You’re the Microphone—3 Ways to Not Be a Faulty One

Campaign messages like “we are the voice for the children” and “we are the voice for the poor” are all too common. Those people already have their own voices (however they express themselves, be it though auditory speech or another means)…. Whether they are “heard” is another matter.

My point is, being the metaphorical voice for another means we are speaking on behalf of our story contributors, the people our organization serves, but that is not what we are doing, or is not what we should be doing. We are more like a metaphorical microphone, amplifying their messages.
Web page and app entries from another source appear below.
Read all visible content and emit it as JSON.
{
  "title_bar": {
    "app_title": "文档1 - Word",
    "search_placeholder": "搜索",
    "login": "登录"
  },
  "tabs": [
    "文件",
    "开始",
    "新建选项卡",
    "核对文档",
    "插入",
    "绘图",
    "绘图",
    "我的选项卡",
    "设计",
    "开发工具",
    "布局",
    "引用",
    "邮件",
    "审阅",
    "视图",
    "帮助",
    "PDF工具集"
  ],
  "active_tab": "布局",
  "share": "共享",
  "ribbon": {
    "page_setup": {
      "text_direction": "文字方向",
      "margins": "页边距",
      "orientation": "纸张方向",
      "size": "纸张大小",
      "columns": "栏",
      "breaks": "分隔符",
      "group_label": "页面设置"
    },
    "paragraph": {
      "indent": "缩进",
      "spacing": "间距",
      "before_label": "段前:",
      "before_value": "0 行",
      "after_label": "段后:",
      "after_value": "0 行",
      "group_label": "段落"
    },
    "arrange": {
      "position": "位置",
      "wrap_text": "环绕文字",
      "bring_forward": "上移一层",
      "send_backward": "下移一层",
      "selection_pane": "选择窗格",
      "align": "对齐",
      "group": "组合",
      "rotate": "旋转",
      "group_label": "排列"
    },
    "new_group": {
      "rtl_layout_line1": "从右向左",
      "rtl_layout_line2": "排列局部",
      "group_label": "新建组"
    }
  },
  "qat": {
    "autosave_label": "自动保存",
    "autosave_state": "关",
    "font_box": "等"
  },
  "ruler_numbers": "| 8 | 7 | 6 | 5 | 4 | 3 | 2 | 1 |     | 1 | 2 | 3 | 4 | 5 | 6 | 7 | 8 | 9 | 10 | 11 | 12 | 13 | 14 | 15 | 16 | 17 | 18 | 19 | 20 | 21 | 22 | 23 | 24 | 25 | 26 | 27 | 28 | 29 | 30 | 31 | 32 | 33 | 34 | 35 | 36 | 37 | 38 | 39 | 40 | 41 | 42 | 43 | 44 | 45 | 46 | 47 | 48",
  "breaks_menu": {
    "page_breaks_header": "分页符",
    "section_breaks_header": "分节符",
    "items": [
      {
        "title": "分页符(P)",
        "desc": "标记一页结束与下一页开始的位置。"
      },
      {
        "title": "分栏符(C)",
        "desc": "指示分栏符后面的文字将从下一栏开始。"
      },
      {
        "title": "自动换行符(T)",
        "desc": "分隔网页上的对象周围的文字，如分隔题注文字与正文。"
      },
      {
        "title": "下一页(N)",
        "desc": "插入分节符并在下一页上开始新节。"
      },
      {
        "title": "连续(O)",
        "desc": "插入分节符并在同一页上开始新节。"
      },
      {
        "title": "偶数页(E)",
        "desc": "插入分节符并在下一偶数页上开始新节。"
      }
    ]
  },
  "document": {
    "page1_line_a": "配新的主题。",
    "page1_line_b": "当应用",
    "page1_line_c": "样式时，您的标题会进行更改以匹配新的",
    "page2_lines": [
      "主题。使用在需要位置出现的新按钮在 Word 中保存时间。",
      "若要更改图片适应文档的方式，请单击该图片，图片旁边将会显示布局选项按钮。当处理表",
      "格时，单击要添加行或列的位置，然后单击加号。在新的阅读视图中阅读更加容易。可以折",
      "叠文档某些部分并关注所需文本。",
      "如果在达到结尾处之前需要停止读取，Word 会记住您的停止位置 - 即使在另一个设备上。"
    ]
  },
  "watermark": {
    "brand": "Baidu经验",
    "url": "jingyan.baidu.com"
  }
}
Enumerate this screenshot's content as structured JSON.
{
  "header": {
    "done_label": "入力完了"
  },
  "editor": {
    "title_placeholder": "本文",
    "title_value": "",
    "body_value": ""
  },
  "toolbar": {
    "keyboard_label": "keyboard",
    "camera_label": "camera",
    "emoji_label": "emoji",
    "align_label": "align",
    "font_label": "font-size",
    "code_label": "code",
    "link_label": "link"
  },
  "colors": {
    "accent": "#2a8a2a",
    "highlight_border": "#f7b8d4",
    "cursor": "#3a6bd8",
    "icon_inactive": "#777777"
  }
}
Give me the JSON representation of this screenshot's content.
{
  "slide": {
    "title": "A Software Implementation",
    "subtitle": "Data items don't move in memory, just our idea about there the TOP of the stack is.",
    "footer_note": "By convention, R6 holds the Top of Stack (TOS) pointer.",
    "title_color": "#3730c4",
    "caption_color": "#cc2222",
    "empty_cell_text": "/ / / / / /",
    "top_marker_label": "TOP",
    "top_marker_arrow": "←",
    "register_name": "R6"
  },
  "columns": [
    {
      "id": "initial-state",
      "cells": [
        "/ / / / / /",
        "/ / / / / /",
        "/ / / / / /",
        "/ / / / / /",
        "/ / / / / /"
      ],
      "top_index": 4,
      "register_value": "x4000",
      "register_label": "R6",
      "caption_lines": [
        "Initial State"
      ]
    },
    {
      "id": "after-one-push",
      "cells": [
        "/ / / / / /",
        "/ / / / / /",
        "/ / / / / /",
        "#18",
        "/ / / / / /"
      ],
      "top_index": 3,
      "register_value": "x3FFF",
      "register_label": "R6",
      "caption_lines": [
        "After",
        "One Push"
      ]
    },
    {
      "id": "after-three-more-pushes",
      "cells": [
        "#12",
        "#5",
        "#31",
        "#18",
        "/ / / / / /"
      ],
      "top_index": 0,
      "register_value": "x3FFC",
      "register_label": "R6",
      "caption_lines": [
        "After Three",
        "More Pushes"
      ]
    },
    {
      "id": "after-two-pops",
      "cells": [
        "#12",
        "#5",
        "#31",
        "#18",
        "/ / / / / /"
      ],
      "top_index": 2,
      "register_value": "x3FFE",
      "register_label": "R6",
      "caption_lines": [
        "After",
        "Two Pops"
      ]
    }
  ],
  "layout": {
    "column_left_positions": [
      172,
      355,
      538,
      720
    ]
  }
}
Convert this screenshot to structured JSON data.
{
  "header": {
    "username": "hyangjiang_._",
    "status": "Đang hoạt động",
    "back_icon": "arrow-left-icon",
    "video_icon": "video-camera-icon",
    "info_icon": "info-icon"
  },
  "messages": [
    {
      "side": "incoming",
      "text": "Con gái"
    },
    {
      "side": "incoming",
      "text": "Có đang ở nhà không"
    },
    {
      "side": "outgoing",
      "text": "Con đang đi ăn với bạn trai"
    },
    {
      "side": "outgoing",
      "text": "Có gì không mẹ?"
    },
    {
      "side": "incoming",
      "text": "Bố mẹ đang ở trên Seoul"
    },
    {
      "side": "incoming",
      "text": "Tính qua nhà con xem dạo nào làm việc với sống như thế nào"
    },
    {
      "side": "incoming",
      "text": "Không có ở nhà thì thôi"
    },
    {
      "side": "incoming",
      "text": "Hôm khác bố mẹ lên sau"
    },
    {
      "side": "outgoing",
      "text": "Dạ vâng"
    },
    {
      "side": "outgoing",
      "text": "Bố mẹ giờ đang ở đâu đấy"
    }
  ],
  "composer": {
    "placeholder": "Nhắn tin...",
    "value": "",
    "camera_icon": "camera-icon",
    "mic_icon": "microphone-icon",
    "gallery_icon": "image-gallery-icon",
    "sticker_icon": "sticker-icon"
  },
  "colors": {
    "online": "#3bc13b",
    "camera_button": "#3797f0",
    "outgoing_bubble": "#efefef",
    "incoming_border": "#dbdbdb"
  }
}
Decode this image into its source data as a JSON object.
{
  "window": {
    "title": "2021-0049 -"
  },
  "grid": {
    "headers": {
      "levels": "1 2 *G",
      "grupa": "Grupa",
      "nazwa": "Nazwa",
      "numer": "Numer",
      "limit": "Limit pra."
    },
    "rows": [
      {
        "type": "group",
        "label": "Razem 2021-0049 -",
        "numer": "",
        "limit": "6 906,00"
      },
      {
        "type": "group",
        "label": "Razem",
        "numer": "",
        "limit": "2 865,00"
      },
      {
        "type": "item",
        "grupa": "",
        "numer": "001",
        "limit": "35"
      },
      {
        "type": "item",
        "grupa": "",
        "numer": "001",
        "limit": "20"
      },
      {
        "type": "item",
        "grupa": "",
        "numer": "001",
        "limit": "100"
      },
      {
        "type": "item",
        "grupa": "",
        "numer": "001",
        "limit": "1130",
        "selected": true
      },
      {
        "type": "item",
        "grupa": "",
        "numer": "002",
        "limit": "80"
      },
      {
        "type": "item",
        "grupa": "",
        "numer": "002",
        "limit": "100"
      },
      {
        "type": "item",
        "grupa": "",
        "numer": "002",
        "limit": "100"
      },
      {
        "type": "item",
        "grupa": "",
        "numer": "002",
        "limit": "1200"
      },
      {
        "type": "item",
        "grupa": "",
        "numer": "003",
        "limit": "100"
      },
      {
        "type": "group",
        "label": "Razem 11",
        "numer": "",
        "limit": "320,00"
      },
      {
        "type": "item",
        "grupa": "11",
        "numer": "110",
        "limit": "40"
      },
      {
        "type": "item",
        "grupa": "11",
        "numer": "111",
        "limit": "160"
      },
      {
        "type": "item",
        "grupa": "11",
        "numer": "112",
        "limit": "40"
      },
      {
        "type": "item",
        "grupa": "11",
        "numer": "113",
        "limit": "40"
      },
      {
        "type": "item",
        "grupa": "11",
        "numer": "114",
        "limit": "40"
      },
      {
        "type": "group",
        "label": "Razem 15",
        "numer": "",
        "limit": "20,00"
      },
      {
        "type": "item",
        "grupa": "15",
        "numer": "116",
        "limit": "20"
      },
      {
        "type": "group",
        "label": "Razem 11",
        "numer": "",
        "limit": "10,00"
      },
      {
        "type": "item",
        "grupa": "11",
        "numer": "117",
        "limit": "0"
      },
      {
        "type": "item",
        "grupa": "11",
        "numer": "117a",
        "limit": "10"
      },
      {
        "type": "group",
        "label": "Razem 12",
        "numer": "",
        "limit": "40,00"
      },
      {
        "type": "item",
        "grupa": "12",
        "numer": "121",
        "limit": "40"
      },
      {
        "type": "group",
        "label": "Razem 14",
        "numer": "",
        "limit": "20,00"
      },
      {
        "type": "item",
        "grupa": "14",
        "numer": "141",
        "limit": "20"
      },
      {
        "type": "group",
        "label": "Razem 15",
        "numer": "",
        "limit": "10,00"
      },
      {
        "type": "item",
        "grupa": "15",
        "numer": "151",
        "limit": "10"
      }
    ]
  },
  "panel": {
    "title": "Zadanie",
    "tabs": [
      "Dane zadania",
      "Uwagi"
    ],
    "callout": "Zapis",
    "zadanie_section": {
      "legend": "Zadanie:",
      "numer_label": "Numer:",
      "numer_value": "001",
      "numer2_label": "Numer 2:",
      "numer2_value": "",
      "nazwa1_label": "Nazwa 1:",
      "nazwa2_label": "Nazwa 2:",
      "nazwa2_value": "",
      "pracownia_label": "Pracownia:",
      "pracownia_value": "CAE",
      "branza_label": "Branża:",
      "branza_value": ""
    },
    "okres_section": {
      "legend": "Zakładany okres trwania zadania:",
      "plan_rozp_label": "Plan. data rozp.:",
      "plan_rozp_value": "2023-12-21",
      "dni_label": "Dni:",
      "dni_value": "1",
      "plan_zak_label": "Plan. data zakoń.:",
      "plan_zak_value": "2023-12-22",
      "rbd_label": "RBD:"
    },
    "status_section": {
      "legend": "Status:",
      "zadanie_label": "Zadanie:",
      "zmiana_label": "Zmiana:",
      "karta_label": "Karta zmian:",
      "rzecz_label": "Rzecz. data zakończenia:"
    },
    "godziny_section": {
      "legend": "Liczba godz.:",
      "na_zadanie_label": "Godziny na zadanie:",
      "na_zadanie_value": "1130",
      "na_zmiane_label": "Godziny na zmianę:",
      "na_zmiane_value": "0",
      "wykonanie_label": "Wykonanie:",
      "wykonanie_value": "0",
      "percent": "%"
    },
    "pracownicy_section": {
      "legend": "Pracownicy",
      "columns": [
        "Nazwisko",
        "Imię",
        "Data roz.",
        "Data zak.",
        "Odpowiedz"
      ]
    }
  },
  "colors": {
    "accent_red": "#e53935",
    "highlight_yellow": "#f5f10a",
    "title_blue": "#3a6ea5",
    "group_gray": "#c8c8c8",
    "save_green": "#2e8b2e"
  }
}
Considering yourself in that role, you can focus on being a correctly working microphone. If you were giving a talk at a live event (remember those days), you would be up on stage at the tech rehearsal, and someone would walk to the far back corner of the room and shout, “I hear you,” or not, after you talked into the mic. If they didn’t hear you, the AV crew would adjust the mic settings or get you a new one.

It’s not enough to realize you are your clients’ microphones, not their voices. Now you can do the work of getting feedback from the back of the room. If you only pay attention to how you sound to yourself talking into a mic or just look to the reactions in the front row, you may be being a faulty metaphorical microphone.

Troubleshoot before the next big speaking engagement:

1. Analyze your subjectivity.

What is influencing your perspective?

What experiences do you share with the people you are communicating about, and are you making sure not to project your own experience onto theirs?

2. Reveal your evidence.

Generalizations can sound like stereotypes. So, if there is evidence, reveal it. Be specific.

Always ask: How do I know that? What am I basing this off of?

Share evidence—direct quotes, personal testimonials, or research—that backs up the point you are trying to make and keeps your own biases and assumptions in check.

3. Honor the contributor’s agency and authenticity.

Believe people when they tell you their story. Sure, you may need to back things up with research when you start making broad statements about groups, but you are not investigative journalists probing into the accuracy of any person’s history)

Use the contributor’s terminology (e.g., pronouns, identities, descriptors) when they are talking about themselves, even if you have to provide clarifying details to the audience.

Give credit to all sources and contributors; cite sources properly and acknowledge their contributions.